  • Karthik Sridharan said "I can totally imagine that. Totally different use case, but we still feel the steep costs of Mailchimp and its per contact costs. For now, we are using Airtable and Freshsales to manage our CRM work. But as our outbound scales and we want more organisation there, we might have to do better. I am just quite reluctant to use multiple tools. So, with Airtable, there are a lot of powerful things that can be done. Over the past 6 months, I have been trying to automate almost everything within our startup and get it all within airtable."

  • Boris Borisov said "That's pretty cool!I also want to look into Airtable, it sounds very promising."

  • Karthik Sridharan said "Oh, it absolutely is!"

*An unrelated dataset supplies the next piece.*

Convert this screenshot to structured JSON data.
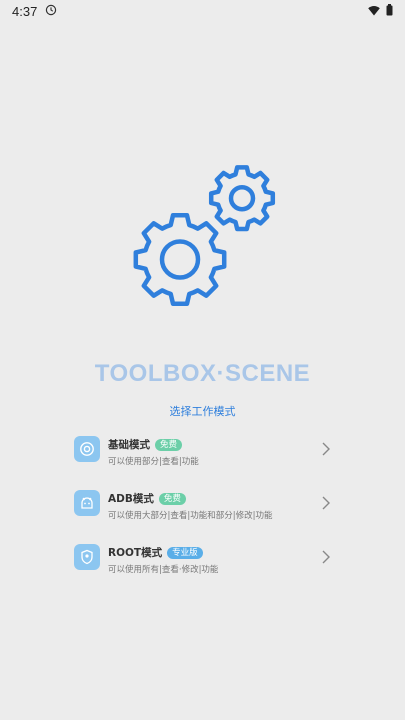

  • Jeanette Soderland said "This is likely when more people will start to seek out newer and smaller options for managing the functions of the giants. (Hint: keep an eye on Desktop.com as we inch closer to the new year, as a big collaborative feature set is about to be rolled out).. ;)"

  • Hrishikesh Pardeshi said "Unbundling of Slack - interesting point. Although I think the entire play here is for enterprises. Does Desktop.com also cater specifically to enterprise customers? I am keeping a close eye on the new features you launch! 👀"

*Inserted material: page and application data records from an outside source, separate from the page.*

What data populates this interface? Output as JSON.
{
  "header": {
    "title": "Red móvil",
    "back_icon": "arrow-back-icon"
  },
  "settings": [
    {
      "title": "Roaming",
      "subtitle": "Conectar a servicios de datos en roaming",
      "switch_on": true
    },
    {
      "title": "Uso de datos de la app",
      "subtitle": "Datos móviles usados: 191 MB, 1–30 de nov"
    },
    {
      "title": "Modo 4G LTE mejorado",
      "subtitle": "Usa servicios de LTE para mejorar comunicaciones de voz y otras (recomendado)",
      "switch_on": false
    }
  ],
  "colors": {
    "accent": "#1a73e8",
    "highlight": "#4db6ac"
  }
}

  • Jeanette Soderland said "Coming soon ;)"

  • MarkE said "I don't really see the value add here for Salesforce . . . when they lost out on LinkedIn, I feel like they've been reaching ever since. Slack is pretty great and far better than Salesforce's chatter product, but I don't see how this is going to dramatically improve Salesforce's core offerings and bring new audiences.  I also feel like the bloom is off the rose for Slack. A few years ago, it was this darling that everyone wanted to buy. And yeah it's still pretty great but I don't feel like it's responded strongly to competition . . . again, not that I think any of the competitors are better per se, but they are all there and they've established enough of a foot hold. I also don't think Salesforce has a great track record of taking acquisitions and making the most of them. To be fair, pretty much no one seems to be able to pull that off these days, but all the more reason not to make such a gigantic acquisition."

  • Karthik Sridharan said "Really great points. I think it is more about being able to use the existing distribution channels (around enterprise) and to do a better job for Slack's adoption in that category. Teams is largely "winning" due to the way Microsoft bundles it along with other Office products. If Salesforce can do something similar for Slack, that could be quite transformational. As you said, these large acquisitions have been really tough for all companies (though got to say Facebook does a better job than others), it does make sense for both Salesforce and Slack. The former needs new categories to grow in, the latter needs to go before it loses its shine entirely."

  • Kevin Simons said "Previously SalesForce bought another piece of "friendly" enterprise software, namely Quip. It's a pretty good tool, and it had quite a buzz about it when SalesForce bought it. But it's since stagnated and Notion has come rushing past it to be the darling of "Google docs killers". I'm just hoping that post acquisition Slack is run as an independent subsidiary else I fear the same thing will happen. Depsite the fact that it annoys me at times, Slack is still one of my favorite SaaS tools I use everyday. It showed us that SaaS tools don't need to be boring enterprise things. They can appeal to our fun side as well and still help us get things done."

  • Shahul Rashik said "Well said, I agree with your points on why Slack should be an independent entity. According to the deal, Slack will become an operating unit of Salesforce and be led by CEO Stewart Butterfield."

  • Emeka Promise said "Salesforce may find it difficult to compete with Microsoft Teams but for sure the acquisition will boost Slack profitability. 90% of enterprise/corporate organization already use 1 or 2 Microsoft product so is a big edge Microsoft has in the market. Organizations find it easier to migrate to Teams more than any other product."

  • Shahul Rashik said "Good point, Emeka. Salesforce also is also known for its strong enterprise partnerships as almost 90% of Fortune 500 companies use Salesforce. If Salesforce is able to convert them to paid subscribers, it would surely drive profitability for Slack."